Miss A called police after Child A threatened her with the tools after she confiscated her mobile phone due to a safeguarding concern, the panel previously heard.

She feared the girl's behaviour may have been affected by consuming cannabis edibles and on Monday said that Child A hit her with the hammer after she called 999.

The incident left Child A with "three barbs in her skin" which had to be removed by paramedics and she spent a night in hospital, Ms Checa-Dover previously said.

Met Police Commander Jon Savell said it was "an extremely rare and unusual case".

"In the immediate days after the incident, a senior officer visited the address to apologise for the trauma caused to the girl and her family," he added.

"Although no misconduct has been found, we repeat this apology today.

"The panel found that Pc Broadhead did not breach professional standards based on the information known to him at the time and the clear threat presented, and that he had acted in accordance with his training for the safety of all those involved."

The IOPC launched an investigation into Pc Broadhead's conduct in March 2021, after the force referred a complaint from the Child A's father, and later decided he should face a gross misconduct hearing.

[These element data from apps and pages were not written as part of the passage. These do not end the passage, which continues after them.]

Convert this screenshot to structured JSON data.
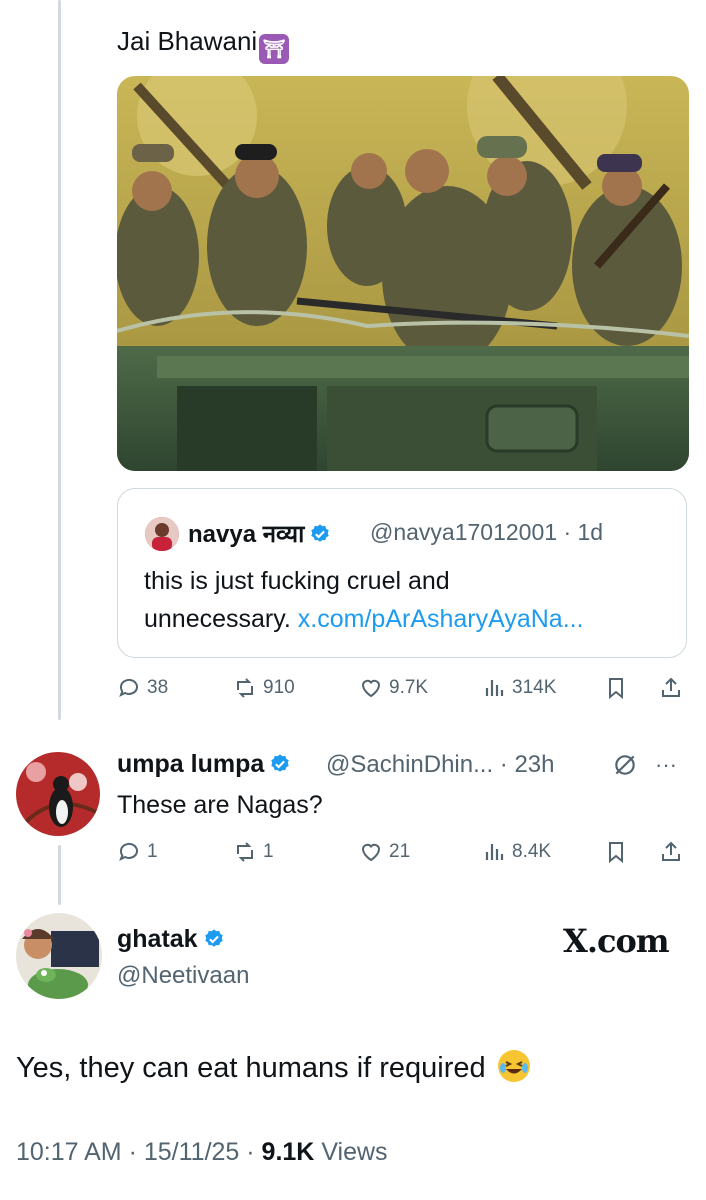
{
  "parent_tweet": {
    "text": "Jai Bhawani",
    "emoji": "🛕",
    "image_alt": "photo-of-soldiers-on-vehicle",
    "quote": {
      "name": "navya नव्या",
      "handle": "@navya17012001",
      "age": "1d",
      "text": "this is just fucking cruel and",
      "text2": "unnecessary.",
      "link": "x.com/pArAsharyAyaNa..."
    },
    "actions": {
      "replies": "38",
      "reposts": "910",
      "likes": "9.7K",
      "views": "314K"
    }
  },
  "reply": {
    "name": "umpa lumpa",
    "handle": "@SachinDhin...",
    "age": "23h",
    "text": "These are Nagas?",
    "actions": {
      "replies": "1",
      "reposts": "1",
      "likes": "21",
      "views": "8.4K"
    }
  },
  "main_tweet": {
    "name": "ghatak",
    "handle": "@Neetivaan",
    "brand": "X.com",
    "text": "Yes, they can eat humans if required",
    "time": "10:17 AM",
    "date": "15/11/25",
    "views_count": "9.1K",
    "views_label": "Views"
  },
  "colors": {
    "accent": "#1d9bf0",
    "muted": "#536471",
    "line": "#cfd9de"
  }
}
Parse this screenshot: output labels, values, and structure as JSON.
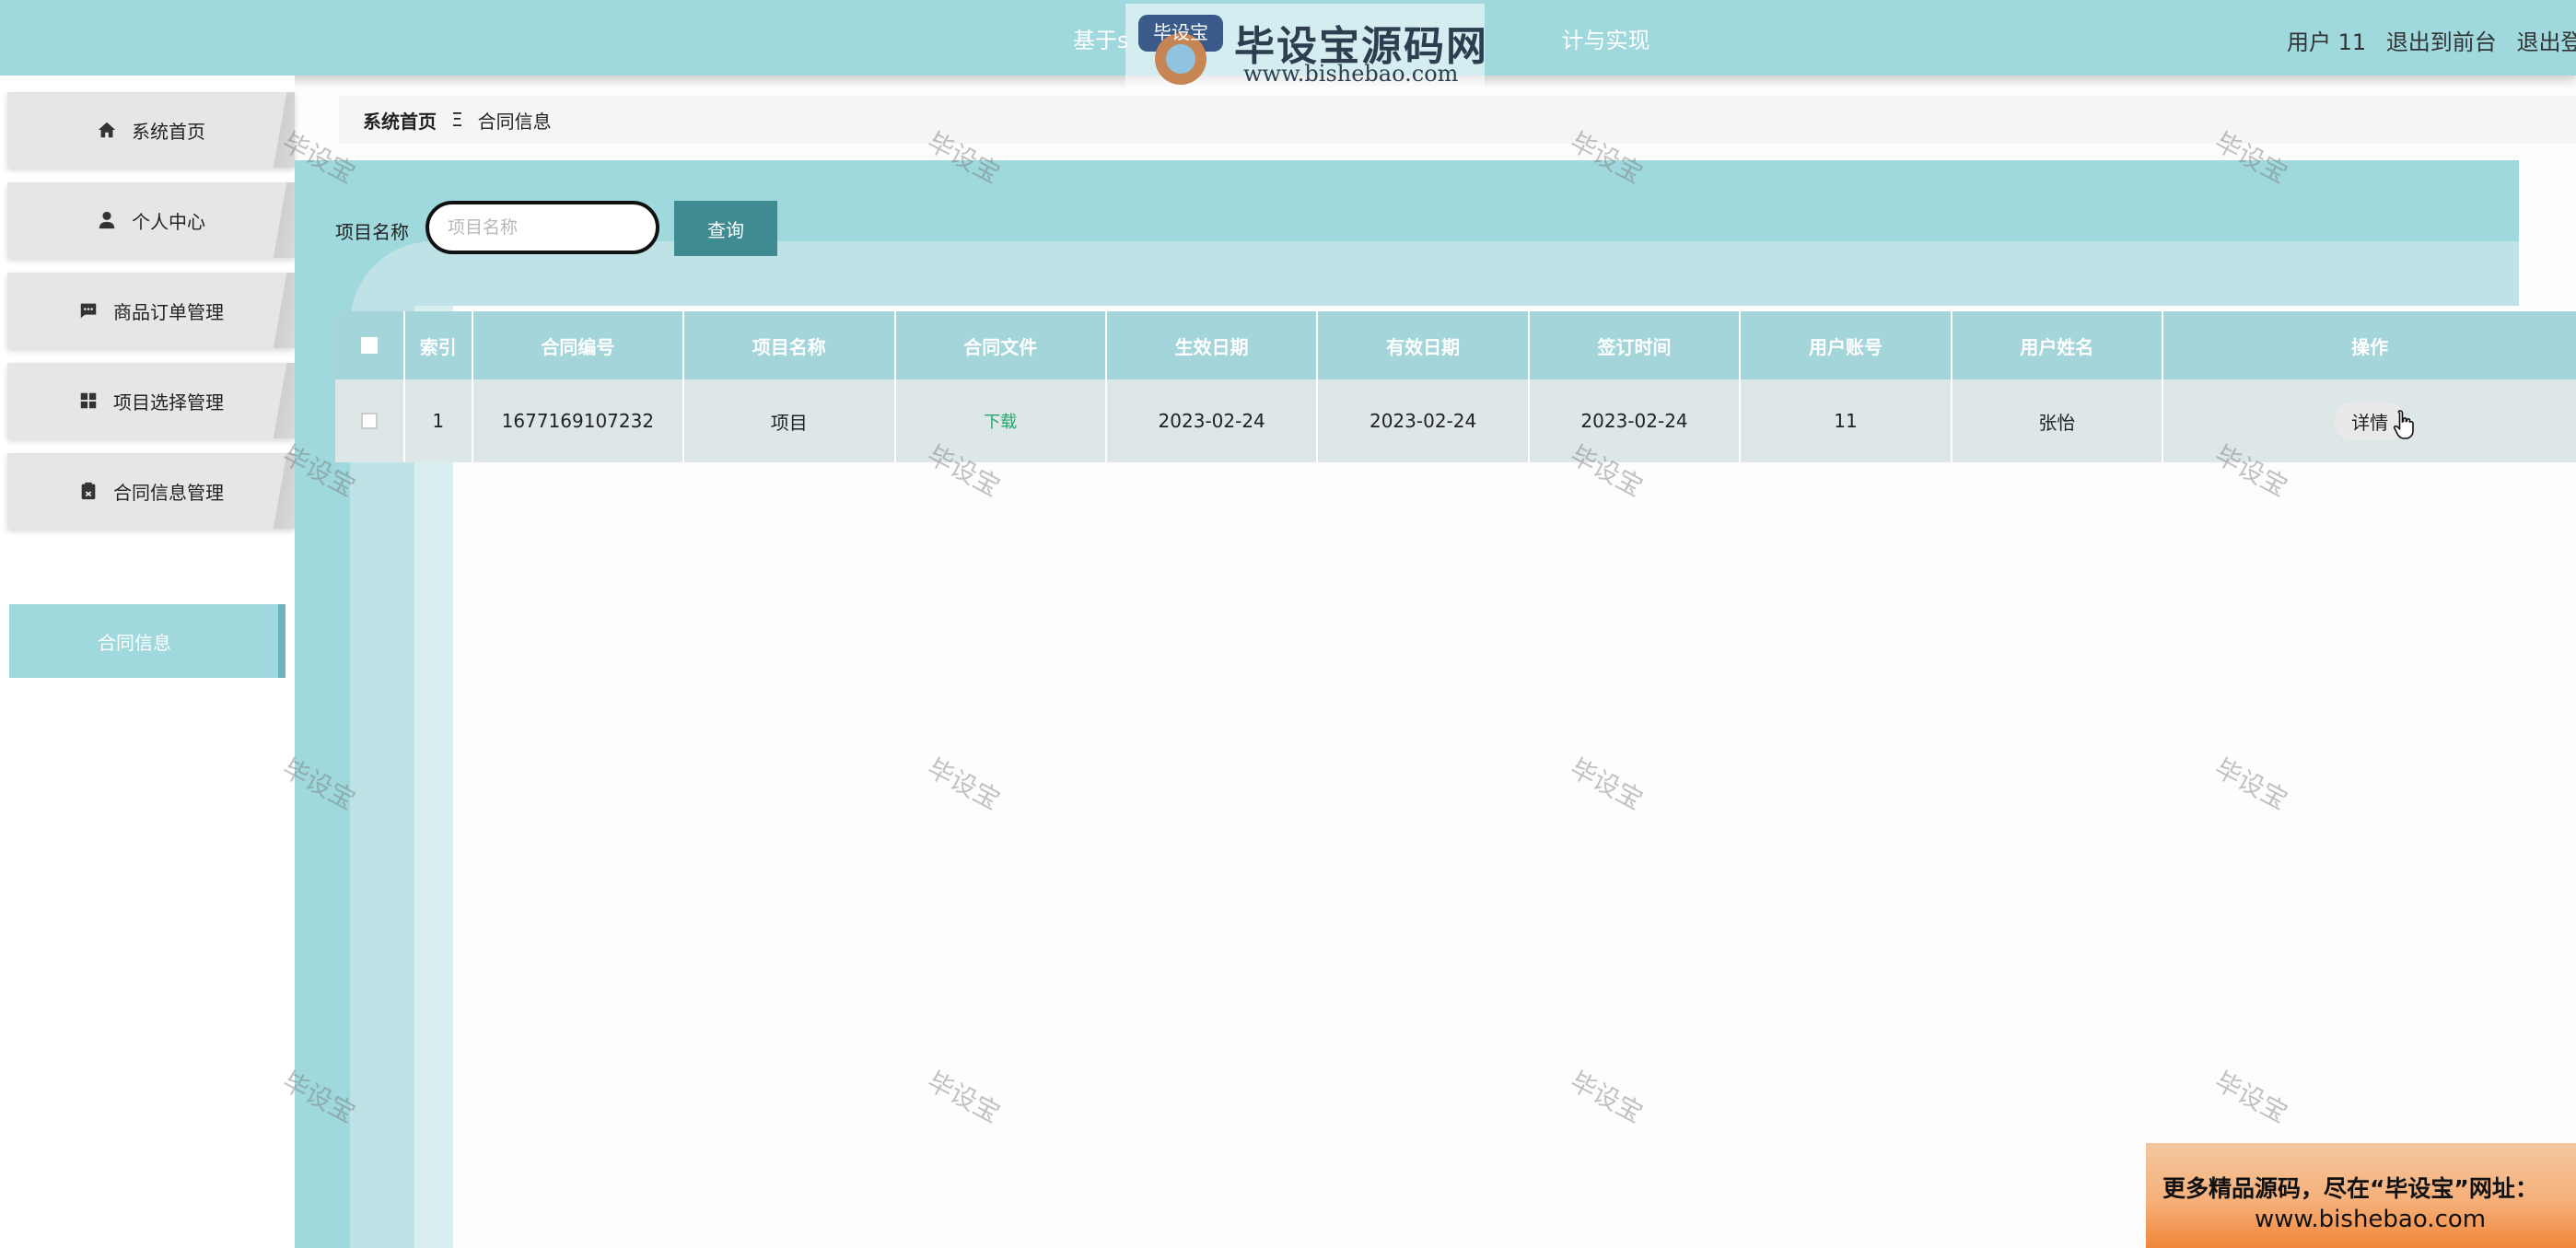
{
  "header": {
    "title_left": "基于s",
    "title_right": "计与实现",
    "logo_text": "毕设宝源码网",
    "logo_url": "www.bishebao.com",
    "logo_badge": "毕设宝",
    "user_label": "用户 11",
    "back_to_front": "退出到前台",
    "logout": "退出登录"
  },
  "sidebar": {
    "items": [
      {
        "label": "系统首页",
        "icon": "home-icon"
      },
      {
        "label": "个人中心",
        "icon": "user-icon"
      },
      {
        "label": "商品订单管理",
        "icon": "chat-icon"
      },
      {
        "label": "项目选择管理",
        "icon": "grid-icon"
      },
      {
        "label": "合同信息管理",
        "icon": "clipboard-icon"
      }
    ],
    "sub_active": "合同信息"
  },
  "breadcrumb": {
    "home": "系统首页",
    "separator": "Ξ",
    "current": "合同信息"
  },
  "search": {
    "label": "项目名称",
    "placeholder": "项目名称",
    "value": "",
    "button": "查询"
  },
  "table": {
    "headers": [
      "索引",
      "合同编号",
      "项目名称",
      "合同文件",
      "生效日期",
      "有效日期",
      "签订时间",
      "用户账号",
      "用户姓名",
      "操作"
    ],
    "rows": [
      {
        "index": "1",
        "contract_no": "1677169107232",
        "project": "项目",
        "file": "下载",
        "start": "2023-02-24",
        "valid": "2023-02-24",
        "signed": "2023-02-24",
        "account": "11",
        "name": "张怡",
        "action": "详情"
      }
    ]
  },
  "watermark": "毕设宝",
  "ad": {
    "line1": "更多精品源码，尽在“毕设宝”网址：",
    "line2": "www.bishebao.com"
  },
  "colors": {
    "header": "#9fd8dd",
    "accent": "#3e8b92",
    "table_header": "#a3d5da",
    "download": "#2aa56f"
  }
}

IOPC regional director Mel Palmer said: "Following our investigation, it was our view that an independent disciplinary panel could - based on the evidence - find that the officer had committed gross misconduct by breaching the standard of professional behaviour for use of force.

"But only a disciplinary panel - led by an independent, legally-qualified chair - can decide if the gross misconduct allegation is proven and the panel has now decided that the officer's use of force was reasonable and proportionate in the circumstances.

"We did find the officers provided adequate aftercare to the child by calling paramedics to remove the Taser barbs, performing a partial search and keeping her in handcuffs.

"This meant that the barbs were not moved, which may have caused her further pain."

Police said after the incident that they had not identified any misconduct. The Crown Prosecution Service earlier decided not to prosecute PC Broadhead for excessive use of force.

A CPS spokesperson said: “Following a careful review of the file sent by the Independent Office for Police Conduct, we determined that there was no realistic prospect of conviction in this case.

"Our decision took into account all of the available evidence and the officer’s use of a taser in light of the circumstances and the law.

"The decision not to charge was upheld following a Victim’s Right to Review, and we explained our decision to the girl’s family.”

The girl's lawyer said in a blogpost that "although my client was ‘armed’ with the shears, there was no suggestion that she was actively seeking to attack anyone with them".

If a police officer is found to have committed gross misconduct, they may be fired or demoted, among other possible punishments.